(Problem to work on): Provide only the number of lines in the records where "this" appears.

Page and application data records

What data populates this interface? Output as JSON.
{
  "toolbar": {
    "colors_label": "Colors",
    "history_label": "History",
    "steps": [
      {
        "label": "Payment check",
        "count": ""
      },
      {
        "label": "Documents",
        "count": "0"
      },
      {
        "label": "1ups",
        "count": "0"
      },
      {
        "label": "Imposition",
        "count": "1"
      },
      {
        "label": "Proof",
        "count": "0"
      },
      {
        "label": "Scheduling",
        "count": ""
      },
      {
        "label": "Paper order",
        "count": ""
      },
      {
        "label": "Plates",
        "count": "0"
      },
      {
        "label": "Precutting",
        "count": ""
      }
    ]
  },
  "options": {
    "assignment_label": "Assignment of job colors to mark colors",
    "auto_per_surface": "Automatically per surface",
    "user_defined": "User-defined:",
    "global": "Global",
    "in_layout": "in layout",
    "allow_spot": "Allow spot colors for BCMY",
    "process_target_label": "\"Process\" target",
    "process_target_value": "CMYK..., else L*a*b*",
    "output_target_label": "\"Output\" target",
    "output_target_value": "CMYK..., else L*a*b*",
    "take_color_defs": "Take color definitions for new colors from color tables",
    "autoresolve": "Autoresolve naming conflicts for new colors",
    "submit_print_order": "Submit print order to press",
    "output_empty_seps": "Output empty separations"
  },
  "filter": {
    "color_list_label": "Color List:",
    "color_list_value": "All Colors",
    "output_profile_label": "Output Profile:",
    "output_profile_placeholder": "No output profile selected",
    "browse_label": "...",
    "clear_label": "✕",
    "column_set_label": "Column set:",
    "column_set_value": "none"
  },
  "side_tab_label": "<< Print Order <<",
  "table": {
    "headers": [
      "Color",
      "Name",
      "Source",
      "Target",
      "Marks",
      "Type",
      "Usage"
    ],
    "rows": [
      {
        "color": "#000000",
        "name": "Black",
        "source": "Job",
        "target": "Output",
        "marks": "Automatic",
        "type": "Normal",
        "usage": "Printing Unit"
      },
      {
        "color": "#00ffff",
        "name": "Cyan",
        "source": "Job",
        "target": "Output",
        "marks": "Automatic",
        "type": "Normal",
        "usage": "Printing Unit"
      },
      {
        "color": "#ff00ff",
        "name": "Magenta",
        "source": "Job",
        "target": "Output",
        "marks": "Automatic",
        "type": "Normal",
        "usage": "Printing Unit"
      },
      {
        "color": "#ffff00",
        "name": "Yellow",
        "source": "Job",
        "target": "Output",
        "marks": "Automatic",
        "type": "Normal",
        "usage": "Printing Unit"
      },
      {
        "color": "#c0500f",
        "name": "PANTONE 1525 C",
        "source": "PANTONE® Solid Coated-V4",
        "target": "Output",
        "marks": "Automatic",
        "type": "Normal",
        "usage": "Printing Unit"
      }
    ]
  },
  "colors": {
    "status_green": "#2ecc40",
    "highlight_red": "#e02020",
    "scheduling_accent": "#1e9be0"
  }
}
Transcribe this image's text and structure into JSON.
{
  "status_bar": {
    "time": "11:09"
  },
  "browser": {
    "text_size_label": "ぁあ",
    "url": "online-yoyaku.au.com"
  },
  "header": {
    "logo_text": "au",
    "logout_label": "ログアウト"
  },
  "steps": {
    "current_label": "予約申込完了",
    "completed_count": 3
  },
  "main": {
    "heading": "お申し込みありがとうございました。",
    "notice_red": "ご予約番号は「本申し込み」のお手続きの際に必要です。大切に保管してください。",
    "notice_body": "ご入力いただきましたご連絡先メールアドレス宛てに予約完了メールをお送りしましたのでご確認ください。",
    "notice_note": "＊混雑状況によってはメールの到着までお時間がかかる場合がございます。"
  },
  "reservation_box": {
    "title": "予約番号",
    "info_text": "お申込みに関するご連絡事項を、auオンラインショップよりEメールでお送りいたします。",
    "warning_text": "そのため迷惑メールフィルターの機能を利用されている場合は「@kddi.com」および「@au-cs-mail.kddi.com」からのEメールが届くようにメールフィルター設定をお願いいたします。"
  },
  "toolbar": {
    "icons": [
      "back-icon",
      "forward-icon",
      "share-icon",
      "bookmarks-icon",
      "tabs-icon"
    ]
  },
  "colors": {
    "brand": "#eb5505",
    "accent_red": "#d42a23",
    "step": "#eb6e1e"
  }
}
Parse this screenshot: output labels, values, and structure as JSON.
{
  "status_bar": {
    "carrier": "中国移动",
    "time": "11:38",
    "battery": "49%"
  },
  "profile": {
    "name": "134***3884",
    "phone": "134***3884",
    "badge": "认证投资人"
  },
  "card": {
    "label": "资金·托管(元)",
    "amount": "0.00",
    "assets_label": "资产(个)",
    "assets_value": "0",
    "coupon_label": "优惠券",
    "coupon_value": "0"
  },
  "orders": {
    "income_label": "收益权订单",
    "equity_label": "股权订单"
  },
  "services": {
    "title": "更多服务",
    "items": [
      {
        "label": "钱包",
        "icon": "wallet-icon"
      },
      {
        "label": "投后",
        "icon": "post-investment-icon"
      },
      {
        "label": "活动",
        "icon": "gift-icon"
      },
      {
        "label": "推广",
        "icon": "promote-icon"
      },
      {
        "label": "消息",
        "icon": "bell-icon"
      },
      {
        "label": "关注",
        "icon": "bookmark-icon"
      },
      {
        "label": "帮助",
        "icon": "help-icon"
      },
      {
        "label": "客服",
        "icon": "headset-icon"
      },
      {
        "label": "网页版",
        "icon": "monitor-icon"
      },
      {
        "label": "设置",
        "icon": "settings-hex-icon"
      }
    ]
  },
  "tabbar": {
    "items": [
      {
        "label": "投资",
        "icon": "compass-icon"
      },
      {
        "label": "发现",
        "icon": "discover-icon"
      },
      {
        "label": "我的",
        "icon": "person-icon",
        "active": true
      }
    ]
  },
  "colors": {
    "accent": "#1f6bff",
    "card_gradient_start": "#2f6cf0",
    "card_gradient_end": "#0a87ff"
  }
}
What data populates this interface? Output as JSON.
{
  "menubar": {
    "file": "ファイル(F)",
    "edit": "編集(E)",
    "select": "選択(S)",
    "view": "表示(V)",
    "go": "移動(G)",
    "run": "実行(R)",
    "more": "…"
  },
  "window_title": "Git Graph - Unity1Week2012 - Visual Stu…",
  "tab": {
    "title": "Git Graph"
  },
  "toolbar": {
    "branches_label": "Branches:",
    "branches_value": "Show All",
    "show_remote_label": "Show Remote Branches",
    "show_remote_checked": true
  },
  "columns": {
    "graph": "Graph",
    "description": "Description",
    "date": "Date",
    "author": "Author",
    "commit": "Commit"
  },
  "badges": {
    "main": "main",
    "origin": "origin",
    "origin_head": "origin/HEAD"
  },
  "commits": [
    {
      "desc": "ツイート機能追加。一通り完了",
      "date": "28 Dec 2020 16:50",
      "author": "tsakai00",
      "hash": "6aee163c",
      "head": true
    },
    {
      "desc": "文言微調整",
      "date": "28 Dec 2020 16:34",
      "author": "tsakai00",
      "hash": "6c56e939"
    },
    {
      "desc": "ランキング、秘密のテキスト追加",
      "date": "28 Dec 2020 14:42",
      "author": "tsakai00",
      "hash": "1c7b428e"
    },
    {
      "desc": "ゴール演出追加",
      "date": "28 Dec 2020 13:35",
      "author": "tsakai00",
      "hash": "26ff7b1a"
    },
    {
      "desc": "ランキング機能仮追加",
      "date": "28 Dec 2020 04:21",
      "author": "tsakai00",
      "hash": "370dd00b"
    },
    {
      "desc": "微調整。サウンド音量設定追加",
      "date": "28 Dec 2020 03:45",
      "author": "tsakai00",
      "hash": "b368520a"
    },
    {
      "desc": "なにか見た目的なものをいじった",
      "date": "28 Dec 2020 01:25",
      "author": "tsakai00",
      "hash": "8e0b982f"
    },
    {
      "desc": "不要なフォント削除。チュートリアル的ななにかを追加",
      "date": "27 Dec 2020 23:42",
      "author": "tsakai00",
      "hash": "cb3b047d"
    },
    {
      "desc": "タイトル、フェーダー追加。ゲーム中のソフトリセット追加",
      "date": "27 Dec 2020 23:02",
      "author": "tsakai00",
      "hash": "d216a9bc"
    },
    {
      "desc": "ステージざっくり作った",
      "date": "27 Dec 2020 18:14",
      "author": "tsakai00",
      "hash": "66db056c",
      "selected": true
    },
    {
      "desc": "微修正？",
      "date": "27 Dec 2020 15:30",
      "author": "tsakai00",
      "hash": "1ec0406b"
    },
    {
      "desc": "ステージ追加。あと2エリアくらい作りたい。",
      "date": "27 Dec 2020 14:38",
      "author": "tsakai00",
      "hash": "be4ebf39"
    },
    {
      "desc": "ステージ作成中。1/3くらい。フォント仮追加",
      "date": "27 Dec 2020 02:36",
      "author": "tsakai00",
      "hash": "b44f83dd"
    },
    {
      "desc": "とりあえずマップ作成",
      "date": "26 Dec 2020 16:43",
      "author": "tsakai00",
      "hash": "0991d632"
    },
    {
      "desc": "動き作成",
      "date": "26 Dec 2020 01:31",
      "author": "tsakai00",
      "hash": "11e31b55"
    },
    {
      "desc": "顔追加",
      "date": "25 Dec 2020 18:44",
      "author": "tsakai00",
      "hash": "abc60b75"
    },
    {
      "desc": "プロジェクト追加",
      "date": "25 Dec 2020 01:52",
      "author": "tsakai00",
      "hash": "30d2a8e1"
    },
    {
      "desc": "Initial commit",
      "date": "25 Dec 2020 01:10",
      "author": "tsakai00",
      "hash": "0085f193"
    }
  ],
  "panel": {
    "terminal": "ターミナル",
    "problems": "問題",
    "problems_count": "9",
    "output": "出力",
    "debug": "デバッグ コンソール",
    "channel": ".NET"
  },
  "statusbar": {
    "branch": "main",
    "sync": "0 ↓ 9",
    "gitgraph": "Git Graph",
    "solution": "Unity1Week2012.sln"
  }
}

(Task output): 4